» RECORDS TO USE:
════

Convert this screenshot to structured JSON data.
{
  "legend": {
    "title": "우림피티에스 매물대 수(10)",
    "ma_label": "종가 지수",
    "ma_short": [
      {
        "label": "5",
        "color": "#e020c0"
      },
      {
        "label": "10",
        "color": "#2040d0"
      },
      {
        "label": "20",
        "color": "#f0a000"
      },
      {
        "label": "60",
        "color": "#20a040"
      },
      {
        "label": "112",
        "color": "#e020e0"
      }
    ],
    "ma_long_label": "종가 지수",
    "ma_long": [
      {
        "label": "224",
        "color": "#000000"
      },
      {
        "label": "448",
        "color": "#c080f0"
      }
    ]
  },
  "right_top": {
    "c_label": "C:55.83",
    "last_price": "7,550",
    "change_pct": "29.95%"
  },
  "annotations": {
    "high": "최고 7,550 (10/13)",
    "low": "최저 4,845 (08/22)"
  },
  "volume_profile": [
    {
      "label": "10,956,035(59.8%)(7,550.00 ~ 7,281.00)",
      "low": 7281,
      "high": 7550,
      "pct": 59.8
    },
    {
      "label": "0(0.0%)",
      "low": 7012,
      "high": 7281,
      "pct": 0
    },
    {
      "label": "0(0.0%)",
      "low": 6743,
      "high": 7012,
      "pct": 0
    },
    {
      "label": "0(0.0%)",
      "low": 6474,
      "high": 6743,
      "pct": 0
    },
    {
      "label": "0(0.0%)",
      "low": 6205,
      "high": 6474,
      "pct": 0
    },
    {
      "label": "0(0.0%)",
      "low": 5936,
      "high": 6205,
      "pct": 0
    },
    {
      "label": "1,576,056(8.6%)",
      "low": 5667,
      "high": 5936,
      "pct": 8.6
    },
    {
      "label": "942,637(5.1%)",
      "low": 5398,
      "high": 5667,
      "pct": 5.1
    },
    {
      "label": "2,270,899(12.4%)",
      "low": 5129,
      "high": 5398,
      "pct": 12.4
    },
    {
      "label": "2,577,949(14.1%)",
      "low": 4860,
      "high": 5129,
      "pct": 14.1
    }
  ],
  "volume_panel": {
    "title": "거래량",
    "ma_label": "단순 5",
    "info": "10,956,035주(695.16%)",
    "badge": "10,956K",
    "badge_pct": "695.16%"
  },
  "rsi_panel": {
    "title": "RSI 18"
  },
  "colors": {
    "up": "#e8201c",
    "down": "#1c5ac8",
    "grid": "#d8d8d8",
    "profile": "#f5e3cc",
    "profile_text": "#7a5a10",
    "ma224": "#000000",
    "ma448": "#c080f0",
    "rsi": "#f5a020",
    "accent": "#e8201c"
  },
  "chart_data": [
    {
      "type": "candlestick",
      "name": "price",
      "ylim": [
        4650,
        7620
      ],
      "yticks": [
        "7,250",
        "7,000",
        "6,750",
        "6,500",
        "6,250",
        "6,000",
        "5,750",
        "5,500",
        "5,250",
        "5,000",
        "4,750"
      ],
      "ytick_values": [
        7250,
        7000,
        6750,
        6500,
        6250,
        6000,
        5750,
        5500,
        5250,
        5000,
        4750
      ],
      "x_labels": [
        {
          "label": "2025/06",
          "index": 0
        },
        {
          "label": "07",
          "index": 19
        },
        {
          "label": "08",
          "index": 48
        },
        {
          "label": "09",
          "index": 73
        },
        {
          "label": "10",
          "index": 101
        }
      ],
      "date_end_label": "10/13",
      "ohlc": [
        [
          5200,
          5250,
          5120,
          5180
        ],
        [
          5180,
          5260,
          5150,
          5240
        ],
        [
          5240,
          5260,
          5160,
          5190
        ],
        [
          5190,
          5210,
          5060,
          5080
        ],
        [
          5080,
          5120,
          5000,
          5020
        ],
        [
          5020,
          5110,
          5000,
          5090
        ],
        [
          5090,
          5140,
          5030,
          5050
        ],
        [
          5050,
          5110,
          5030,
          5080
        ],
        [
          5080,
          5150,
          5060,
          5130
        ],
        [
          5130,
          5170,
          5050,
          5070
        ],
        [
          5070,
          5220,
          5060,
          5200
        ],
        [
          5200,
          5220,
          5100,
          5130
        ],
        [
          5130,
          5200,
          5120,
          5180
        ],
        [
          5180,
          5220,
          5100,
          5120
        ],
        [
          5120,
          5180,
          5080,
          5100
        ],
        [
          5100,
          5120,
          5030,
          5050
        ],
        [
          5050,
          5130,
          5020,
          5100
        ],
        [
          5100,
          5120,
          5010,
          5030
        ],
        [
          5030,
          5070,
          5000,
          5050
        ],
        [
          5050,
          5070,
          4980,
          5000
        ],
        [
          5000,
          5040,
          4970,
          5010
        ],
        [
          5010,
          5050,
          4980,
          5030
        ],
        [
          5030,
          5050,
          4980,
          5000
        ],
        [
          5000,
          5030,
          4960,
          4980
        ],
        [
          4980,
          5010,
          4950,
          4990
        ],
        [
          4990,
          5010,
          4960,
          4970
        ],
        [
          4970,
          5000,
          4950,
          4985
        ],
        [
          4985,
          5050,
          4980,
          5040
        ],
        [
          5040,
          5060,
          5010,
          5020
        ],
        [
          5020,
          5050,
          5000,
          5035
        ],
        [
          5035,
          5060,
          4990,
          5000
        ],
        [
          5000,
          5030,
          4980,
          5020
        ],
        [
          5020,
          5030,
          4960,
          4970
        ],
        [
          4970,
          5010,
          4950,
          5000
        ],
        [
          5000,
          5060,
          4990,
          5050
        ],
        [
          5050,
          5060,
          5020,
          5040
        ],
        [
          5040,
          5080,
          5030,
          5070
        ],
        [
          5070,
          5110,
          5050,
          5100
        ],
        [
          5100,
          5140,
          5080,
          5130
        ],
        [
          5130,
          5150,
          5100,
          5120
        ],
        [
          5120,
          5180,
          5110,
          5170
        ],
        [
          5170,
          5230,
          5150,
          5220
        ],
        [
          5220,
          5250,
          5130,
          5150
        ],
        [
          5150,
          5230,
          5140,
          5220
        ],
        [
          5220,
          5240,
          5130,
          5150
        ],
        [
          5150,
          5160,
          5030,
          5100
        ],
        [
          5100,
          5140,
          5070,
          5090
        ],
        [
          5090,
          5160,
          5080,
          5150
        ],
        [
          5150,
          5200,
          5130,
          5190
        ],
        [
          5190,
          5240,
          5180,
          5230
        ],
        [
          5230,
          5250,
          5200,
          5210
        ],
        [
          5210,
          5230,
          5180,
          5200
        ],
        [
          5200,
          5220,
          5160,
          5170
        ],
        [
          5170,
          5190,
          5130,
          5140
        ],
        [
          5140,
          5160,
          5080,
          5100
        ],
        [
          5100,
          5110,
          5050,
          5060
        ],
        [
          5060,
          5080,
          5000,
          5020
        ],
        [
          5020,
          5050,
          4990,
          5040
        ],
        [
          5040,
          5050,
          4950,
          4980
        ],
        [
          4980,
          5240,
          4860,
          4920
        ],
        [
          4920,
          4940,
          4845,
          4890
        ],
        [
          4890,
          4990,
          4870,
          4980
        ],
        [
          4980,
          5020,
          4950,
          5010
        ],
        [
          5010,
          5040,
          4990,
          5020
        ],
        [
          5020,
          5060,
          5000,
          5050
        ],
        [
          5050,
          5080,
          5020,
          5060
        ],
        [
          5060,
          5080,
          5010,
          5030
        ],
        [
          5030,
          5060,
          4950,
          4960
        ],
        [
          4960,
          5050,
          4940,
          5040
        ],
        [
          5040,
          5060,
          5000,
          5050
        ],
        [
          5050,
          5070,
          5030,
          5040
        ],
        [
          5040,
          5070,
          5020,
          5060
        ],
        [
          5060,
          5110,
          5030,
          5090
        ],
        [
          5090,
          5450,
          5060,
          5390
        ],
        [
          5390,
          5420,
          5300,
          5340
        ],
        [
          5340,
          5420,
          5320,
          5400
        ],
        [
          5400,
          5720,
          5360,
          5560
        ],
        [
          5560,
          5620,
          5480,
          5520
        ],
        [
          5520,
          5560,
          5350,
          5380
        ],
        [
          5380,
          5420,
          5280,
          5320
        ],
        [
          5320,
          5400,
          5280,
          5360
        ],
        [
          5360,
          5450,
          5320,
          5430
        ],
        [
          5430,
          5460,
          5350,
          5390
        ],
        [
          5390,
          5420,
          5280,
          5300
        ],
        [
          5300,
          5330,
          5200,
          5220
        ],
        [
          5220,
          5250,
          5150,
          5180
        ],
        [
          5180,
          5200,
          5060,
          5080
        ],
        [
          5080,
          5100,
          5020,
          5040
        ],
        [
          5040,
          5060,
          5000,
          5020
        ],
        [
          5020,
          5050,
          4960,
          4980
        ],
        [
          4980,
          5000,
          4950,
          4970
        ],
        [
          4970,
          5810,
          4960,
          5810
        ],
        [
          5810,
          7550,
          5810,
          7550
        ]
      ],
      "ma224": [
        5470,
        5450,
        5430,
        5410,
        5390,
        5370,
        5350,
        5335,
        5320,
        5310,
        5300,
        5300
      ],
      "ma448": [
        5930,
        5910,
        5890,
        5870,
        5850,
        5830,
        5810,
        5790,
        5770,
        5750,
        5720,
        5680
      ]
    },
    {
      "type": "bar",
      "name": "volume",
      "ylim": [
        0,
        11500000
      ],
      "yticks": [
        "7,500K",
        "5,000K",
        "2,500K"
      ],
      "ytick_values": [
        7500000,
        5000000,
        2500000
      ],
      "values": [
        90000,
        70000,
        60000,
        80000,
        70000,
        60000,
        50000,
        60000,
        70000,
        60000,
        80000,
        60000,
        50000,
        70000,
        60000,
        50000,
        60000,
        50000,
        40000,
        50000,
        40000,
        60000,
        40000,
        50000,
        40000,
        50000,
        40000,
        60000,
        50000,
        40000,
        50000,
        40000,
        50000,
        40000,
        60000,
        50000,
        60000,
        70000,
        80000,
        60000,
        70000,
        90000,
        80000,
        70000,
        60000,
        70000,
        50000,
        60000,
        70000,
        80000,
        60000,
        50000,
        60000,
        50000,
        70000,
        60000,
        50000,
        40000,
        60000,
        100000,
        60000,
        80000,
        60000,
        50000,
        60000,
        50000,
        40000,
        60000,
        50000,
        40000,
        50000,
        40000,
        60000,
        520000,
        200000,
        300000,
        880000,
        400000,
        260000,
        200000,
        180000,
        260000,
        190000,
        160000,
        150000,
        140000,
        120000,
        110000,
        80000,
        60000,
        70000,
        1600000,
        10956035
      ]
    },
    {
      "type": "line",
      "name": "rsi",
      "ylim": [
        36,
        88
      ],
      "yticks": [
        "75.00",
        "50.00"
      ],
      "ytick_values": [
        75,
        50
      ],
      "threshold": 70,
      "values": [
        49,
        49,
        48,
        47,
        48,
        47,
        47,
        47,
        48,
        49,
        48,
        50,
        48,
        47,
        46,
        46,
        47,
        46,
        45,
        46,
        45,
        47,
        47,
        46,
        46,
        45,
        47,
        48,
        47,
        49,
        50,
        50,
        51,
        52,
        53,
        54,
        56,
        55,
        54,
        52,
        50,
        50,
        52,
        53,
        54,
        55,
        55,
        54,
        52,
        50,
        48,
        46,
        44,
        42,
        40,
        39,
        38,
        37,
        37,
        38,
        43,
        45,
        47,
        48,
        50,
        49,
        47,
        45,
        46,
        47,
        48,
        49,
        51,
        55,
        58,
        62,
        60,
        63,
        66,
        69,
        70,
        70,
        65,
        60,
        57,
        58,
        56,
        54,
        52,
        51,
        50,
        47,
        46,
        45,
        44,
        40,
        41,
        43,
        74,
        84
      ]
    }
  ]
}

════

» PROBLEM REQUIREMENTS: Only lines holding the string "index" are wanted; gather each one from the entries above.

» RESPONSE BOX:
          "index": 0
          "index": 19
          "index": 48
          "index": 73
          "index": 101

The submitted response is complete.